Photo 6: "Figure 8. May 2003 in situ photo of the complete, restored bas-relief in position 20, Room S. The genius is facing left toward a sacred tree in the corner of the room. Photo shows face of figure splintered by looters. Photo courtesy of Mark Altaweel."


  • J.A.R. Nafziger, "Protection of Cultural Heritage in Time of War and Its Aftermath," in IFAR Journal, 6, 1-2 ([October] 2003): "A decade later, in a new millennium, the public has only limited confidence in the efficacy of either the jus ad bellum [the branch of law that defines the legitimate reasons when a state may engage in war] to avoid international terrorism and armed intervention or the jus in bello [the laws that come into effect once a war has begun] to protect persons and property. Simultaneous acts of mass terrorism and sabotage, the preventive use of force, and selective avoidance of the Security Council by its Permanent Members pose new challenges. Skepticism about the efficacy of the laws of war should not obscure two important facts, however: the unprecedented growth of international law and institutions during the Cold War, and the impressive record of compliance with the jus in bello by coalition forces in the thick of battle during the Iraqi campaign. Generally, the problems in protecting cultural heritage do not reflect an inadequacy of the law of war itself, but rather a lack of civic responsibility and inadequate commitment and training of military personnel, particularly in paramilitary operations and in time of civil war. Three sets of treaties form the framework for protecting cultural heritage in time of war and its aftermath. These are the Hague Conventions of 1899 and 1907; the Geneva Convention of 1949 and its two Protocols; and the Hague Convention of 1954 and its two Protocols. Together, they respond to four threats to cultural heritage: deliberate attack, incidental damage, pillage, and outright theft."; followed by a thorough discussion of the treaties and how they might apply to the 2003 Iraq War

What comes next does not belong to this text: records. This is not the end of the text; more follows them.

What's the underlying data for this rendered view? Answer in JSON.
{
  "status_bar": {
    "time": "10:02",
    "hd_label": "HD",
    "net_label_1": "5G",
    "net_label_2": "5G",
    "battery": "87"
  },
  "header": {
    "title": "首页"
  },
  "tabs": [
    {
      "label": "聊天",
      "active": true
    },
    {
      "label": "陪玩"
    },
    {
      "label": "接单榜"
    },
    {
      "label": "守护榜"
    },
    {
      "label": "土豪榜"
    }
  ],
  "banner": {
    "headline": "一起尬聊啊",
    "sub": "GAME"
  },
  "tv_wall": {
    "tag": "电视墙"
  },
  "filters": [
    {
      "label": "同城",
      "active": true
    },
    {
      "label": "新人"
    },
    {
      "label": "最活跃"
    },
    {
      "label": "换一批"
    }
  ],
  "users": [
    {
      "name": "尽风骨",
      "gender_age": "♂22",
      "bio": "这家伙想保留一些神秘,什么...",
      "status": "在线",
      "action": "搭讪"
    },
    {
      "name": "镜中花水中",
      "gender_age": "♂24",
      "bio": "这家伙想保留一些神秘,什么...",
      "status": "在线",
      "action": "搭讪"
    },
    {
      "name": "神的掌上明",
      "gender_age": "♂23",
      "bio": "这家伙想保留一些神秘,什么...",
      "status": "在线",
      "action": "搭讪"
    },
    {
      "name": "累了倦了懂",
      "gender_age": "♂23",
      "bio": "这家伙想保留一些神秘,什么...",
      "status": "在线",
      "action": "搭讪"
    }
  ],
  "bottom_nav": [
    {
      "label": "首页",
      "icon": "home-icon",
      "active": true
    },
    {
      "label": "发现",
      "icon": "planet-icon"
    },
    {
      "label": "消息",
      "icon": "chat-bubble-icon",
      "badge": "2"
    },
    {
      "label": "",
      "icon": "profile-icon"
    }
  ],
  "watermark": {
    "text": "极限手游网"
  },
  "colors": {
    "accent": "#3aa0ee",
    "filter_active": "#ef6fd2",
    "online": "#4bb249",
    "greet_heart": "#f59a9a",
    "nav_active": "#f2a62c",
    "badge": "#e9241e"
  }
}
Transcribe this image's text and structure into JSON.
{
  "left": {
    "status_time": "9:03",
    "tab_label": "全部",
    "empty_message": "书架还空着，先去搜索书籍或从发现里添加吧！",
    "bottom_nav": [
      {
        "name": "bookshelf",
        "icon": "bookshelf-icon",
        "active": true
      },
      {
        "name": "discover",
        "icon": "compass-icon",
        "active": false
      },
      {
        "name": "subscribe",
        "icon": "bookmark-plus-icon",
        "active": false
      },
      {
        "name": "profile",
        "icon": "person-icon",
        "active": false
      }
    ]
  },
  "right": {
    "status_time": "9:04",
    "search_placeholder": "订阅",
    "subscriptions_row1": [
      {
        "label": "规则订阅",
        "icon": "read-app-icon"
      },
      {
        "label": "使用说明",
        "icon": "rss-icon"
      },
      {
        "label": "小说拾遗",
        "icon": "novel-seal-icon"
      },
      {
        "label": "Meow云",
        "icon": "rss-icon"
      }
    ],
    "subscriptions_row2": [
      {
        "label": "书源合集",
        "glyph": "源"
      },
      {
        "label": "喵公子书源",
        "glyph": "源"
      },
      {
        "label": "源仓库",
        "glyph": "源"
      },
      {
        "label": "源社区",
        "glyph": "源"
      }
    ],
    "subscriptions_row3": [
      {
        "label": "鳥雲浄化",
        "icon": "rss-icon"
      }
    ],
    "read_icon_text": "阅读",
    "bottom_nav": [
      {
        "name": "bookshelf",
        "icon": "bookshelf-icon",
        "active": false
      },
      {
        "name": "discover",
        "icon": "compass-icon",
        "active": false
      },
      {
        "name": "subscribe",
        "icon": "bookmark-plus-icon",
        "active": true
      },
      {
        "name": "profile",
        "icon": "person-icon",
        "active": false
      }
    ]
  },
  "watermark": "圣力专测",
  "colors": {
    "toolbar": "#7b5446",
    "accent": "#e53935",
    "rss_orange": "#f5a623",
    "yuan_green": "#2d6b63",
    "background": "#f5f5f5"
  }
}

This site is edited by Belgian archaeologist Francis Deblauwe, Ph.D., living in Streamwood, Illinois (USA), who is affiliated with Archaeos, Inc., and a research associate of the University of Vienna (Austria).